You will hear later today from Nancy Goodman, an inspiring advocate in the fight against pediatric cancer. She understands the challenges of this balancing act, as well as the benefits of collaboration and coordinated communications between government agencies, patient advocates, funders of research, and others — with the goal being to make the investigation and development process in the search for cures.
One such achievement growing directly from Nancy’s efforts is the Creating Hope Act, which was signed into law in 2012. This legislation provides market incentives to pharmaceutical companies to develop drugs for pediatric rare diseases by providing a transferable voucher for priority review.
I’m very pleased to report that just this month — appropriately, on Valentines Day — FDA awarded the first Creating Hope Act voucher to BioMarin for Vimizim to treat Morquio A Syndrome, a rare and serious disease. This is a tribute to Nancy’s hard work, of course, but also a demonstration of what comes from building partnerships in the fight against cancer … as well as understanding the perspectives and necessary alignments of critical needs, opportunities and incentives across all components of our biomedical product innovation ecosystem.
And this brings me back, as I conclude my remarks, to where I began — which is that success, in this unprecedented era of medical discovery and scientific progress, depends on partnership — across disciplines, experience, and sectors.
Ventures like the recently announced Lung Cancer Master Protocol, for instance — a collaboration among FDA, advocacy groups, academia and the drug industry — take advantage of our growing engagement in personalized medicine to undertake a highly innovative clinical trial design and infrastructure that can be used to test multiple new investigational drugs with multiple study arms at multiple sites, using whole genome sequencing to screen the patient population for multiple genetic traits.
It is a highly efficient design that will allow several therapies specifically targeted to individuals with particular genetic characteristics to be studied.
Approaches like this are important, not just because of the results they can deliver for the disease and treatments under study, but for how they can be adapted or extended to other areas of research and to other diseases, bringing together the best minds to focus on what needs to be done … and take action to do it in new and exciting ways.
The United States today is the global focal point for the life sciences, home to the world's most advanced and extensive basic research enterprise and to the most dynamic medical device and biopharmaceutical industries. The benefits to our nation from this leadership have been dramatic and vital to our success.

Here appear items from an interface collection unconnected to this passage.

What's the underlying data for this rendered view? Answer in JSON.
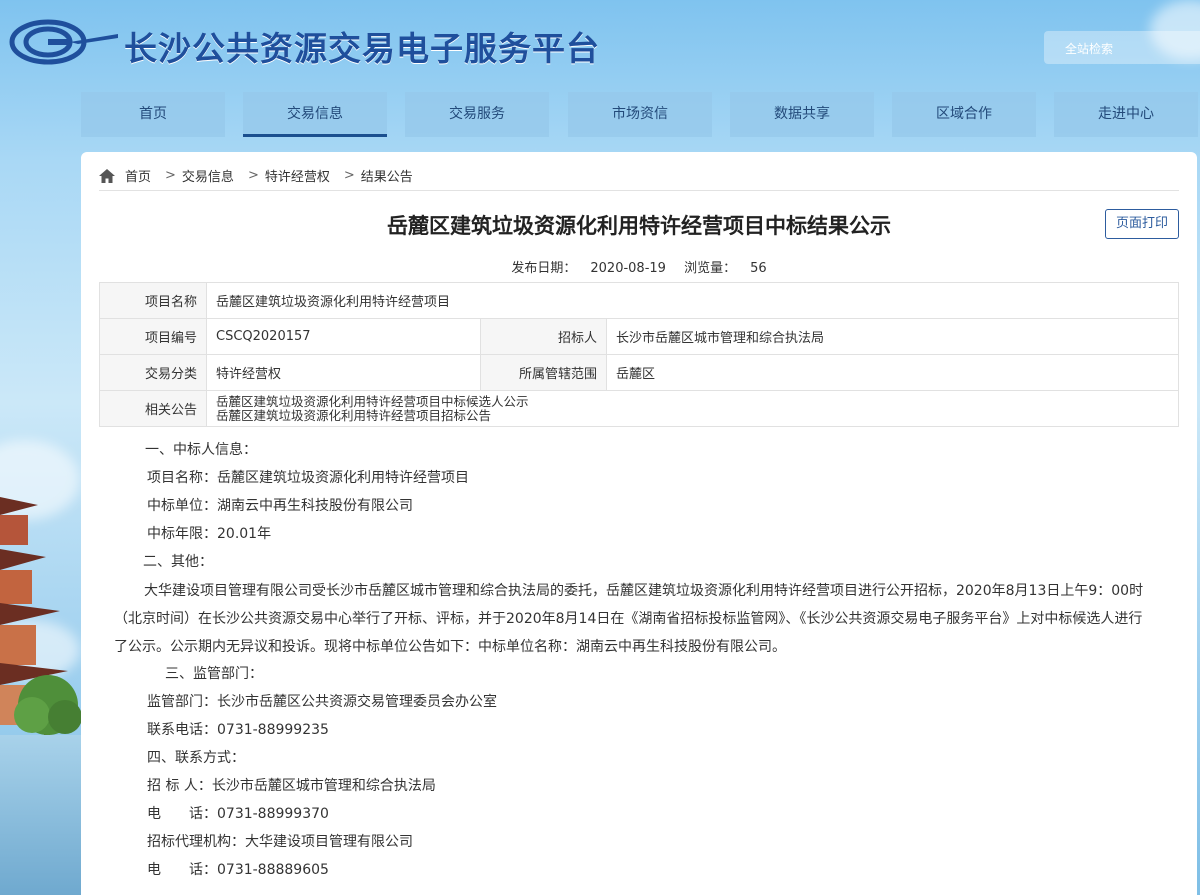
{
  "header": {
    "site_title": "长沙公共资源交易电子服务平台",
    "search_placeholder": "全站检索"
  },
  "nav": {
    "items": [
      {
        "label": "首页"
      },
      {
        "label": "交易信息",
        "active": true
      },
      {
        "label": "交易服务"
      },
      {
        "label": "市场资信"
      },
      {
        "label": "数据共享"
      },
      {
        "label": "区域合作"
      },
      {
        "label": "走进中心"
      }
    ]
  },
  "breadcrumb": {
    "icon": "home-icon",
    "items": [
      "首页",
      "交易信息",
      "特许经营权",
      "结果公告"
    ],
    "separator": ">"
  },
  "article": {
    "title": "岳麓区建筑垃圾资源化利用特许经营项目中标结果公示",
    "print_label": "页面打印",
    "publish_label": "发布日期：",
    "publish_date": "2020-08-19",
    "views_label": "浏览量：",
    "views": "56"
  },
  "info_table": {
    "project_name_label": "项目名称",
    "project_name": "岳麓区建筑垃圾资源化利用特许经营项目",
    "project_no_label": "项目编号",
    "project_no": "CSCQ2020157",
    "tenderer_label": "招标人",
    "tenderer": "长沙市岳麓区城市管理和综合执法局",
    "category_label": "交易分类",
    "category": "特许经营权",
    "scope_label": "所属管辖范围",
    "scope": "岳麓区",
    "related_label": "相关公告",
    "related": [
      "岳麓区建筑垃圾资源化利用特许经营项目中标候选人公示",
      "岳麓区建筑垃圾资源化利用特许经营项目招标公告"
    ]
  },
  "content": {
    "sec1": "一、中标人信息：",
    "project": "项目名称：岳麓区建筑垃圾资源化利用特许经营项目",
    "winner": "中标单位：湖南云中再生科技股份有限公司",
    "term": "中标年限：20.01年",
    "sec2": "二、其他：",
    "paragraph": "大华建设项目管理有限公司受长沙市岳麓区城市管理和综合执法局的委托，岳麓区建筑垃圾资源化利用特许经营项目进行公开招标，2020年8月13日上午9：00时（北京时间）在长沙公共资源交易中心举行了开标、评标，并于2020年8月14日在《湖南省招标投标监管网》、《长沙公共资源交易电子服务平台》上对中标候选人进行了公示。公示期内无异议和投诉。现将中标单位公告如下：中标单位名称：湖南云中再生科技股份有限公司。",
    "sec3": "三、监管部门：",
    "supervisor": "监管部门：长沙市岳麓区公共资源交易管理委员会办公室",
    "supervisor_phone": "联系电话：0731-88999235",
    "sec4": "四、联系方式：",
    "tenderer": "招 标 人：长沙市岳麓区城市管理和综合执法局",
    "tenderer_phone": "电　　话：0731-88999370",
    "agent": "招标代理机构：大华建设项目管理有限公司",
    "agent_phone": "电　　话：0731-88889605"
  },
  "colors": {
    "brand_blue": "#1f4f9c",
    "nav_bg": "#96c8eb",
    "active_underline": "#1b4f8f",
    "print_button": "#2d5c9e"
  }
}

I’m proud that FDA is playing an increasingly important role. And I can assure you that whether it involves a review of a new drug, the development of a novel clinical trial design or the validation of a biomarker, the application of advances in genome sequencing or nanotechnology, or the development of some other state-of-the-art medical treatments or devices — FDA is committed to uphold our responsibility to ensure the safety and effectiveness of medical products, and, just as important, to working with all of you to help these scientific achievements reach their full potential by building a pathway for continued innovation that matters.

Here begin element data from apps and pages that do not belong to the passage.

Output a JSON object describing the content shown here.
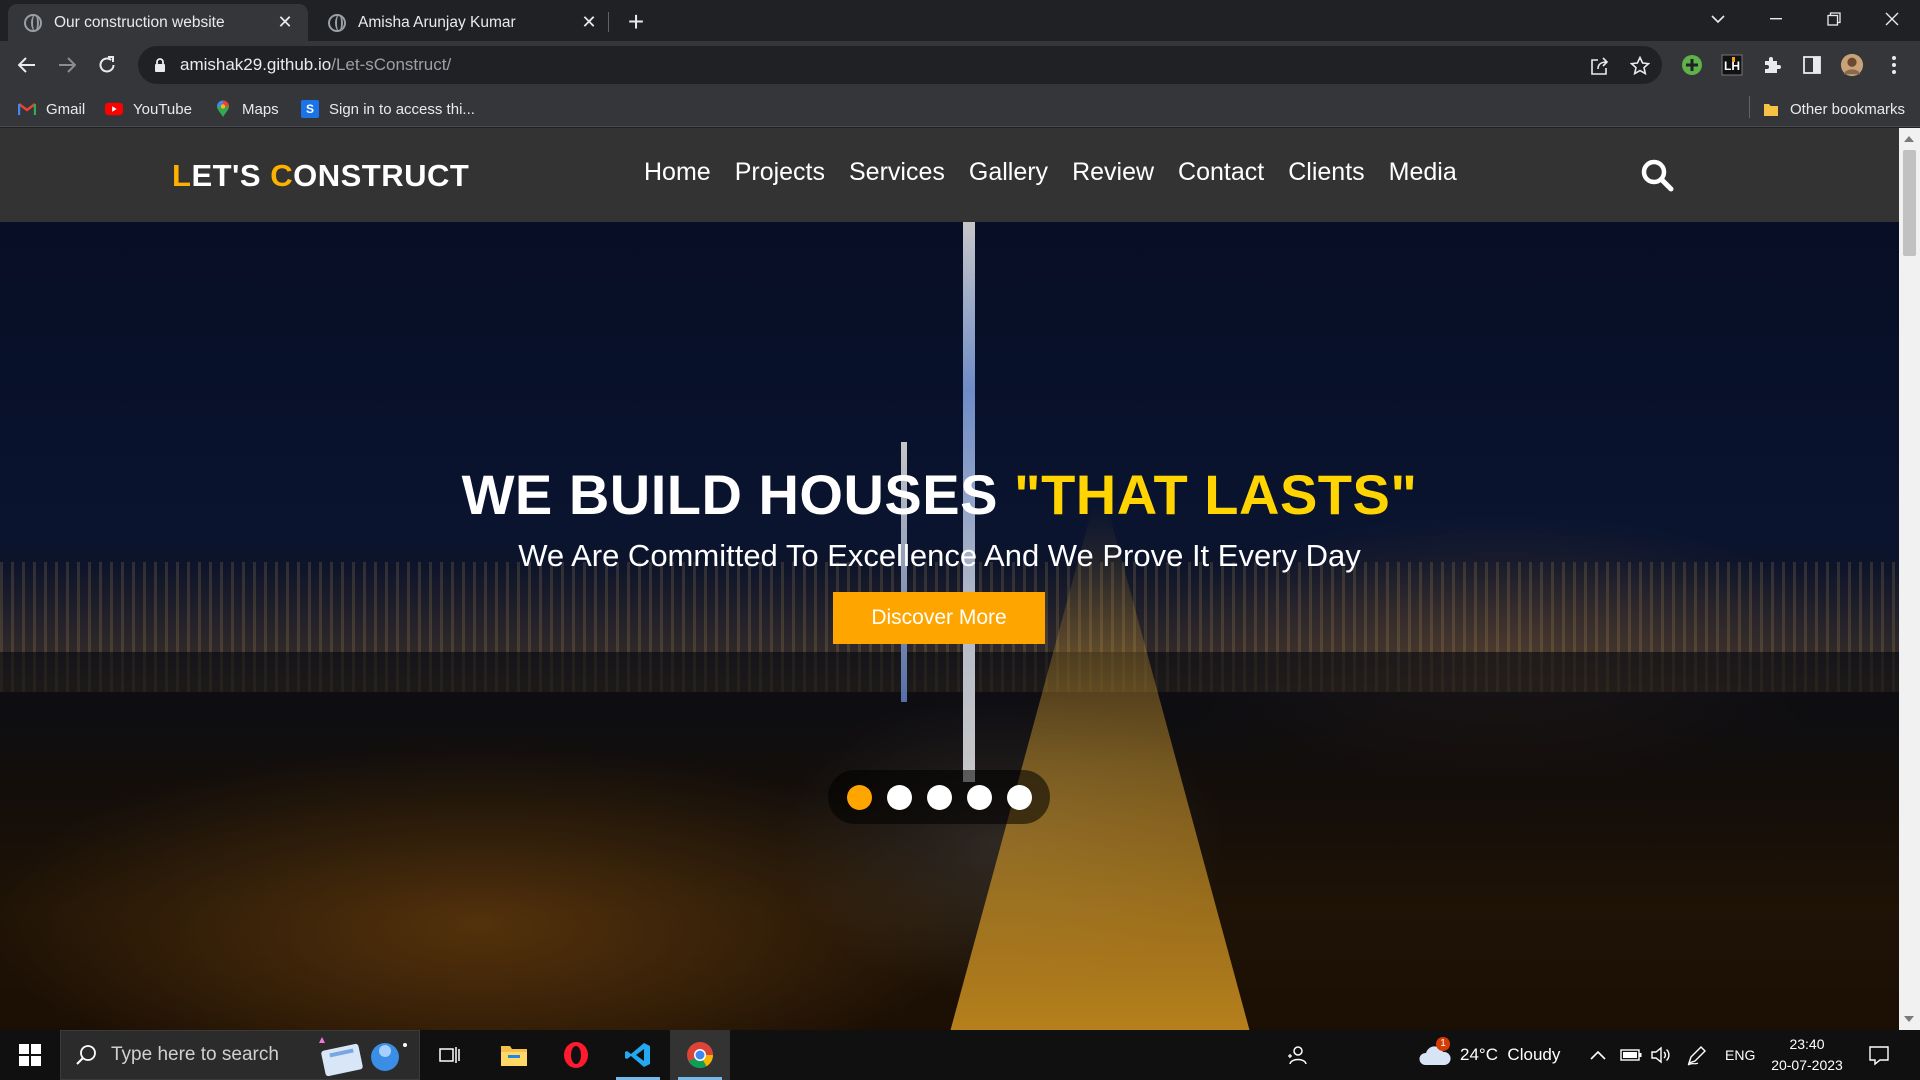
{
  "browser": {
    "tabs": [
      {
        "title": "Our construction website",
        "active": true
      },
      {
        "title": "Amisha Arunjay Kumar",
        "active": false
      }
    ],
    "url_host": "amishak29.github.io",
    "url_path": "/Let-sConstruct/",
    "bookmarks": [
      {
        "label": "Gmail",
        "icon": "gmail-icon"
      },
      {
        "label": "YouTube",
        "icon": "youtube-icon"
      },
      {
        "label": "Maps",
        "icon": "maps-icon"
      },
      {
        "label": "Sign in to access thi...",
        "icon": "s-icon"
      }
    ],
    "other_bookmarks": "Other bookmarks"
  },
  "site": {
    "logo_first_letter": "L",
    "logo_mid": "ET'S ",
    "logo_second_letter": "C",
    "logo_rest": "ONSTRUCT",
    "nav": [
      "Home",
      "Projects",
      "Services",
      "Gallery",
      "Review",
      "Contact",
      "Clients",
      "Media"
    ],
    "hero": {
      "title_main": "WE BUILD HOUSES ",
      "title_accent": "\"THAT LASTS\"",
      "subtitle": "We Are Committed To Excellence And We Prove It Every Day",
      "cta": "Discover More"
    },
    "slider": {
      "count": 5,
      "active_index": 0
    }
  },
  "taskbar": {
    "search_placeholder": "Type here to search",
    "weather": "24°C  Cloudy",
    "weather_badge": "1",
    "language": "ENG",
    "time": "23:40",
    "date": "20-07-2023"
  },
  "colors": {
    "accent": "#ffa500",
    "title_accent": "#ffd400",
    "header_bg": "#333333"
  }
}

But progress for us depends on more than just the work of our agency. And successful innovation is more than an individual scientific breakthrough by a single company. It is more than an approval of a single drug, therapy, or trial, no matter how important those may be. I’ve heard it said that "No one can whistle a symphony. It takes a whole orchestra to play it." Well, what we want are medical symphonies. Beautiful music that can change lives. It can be done — it has been done. And I look forward to our continuing collaboration to achieve that goal.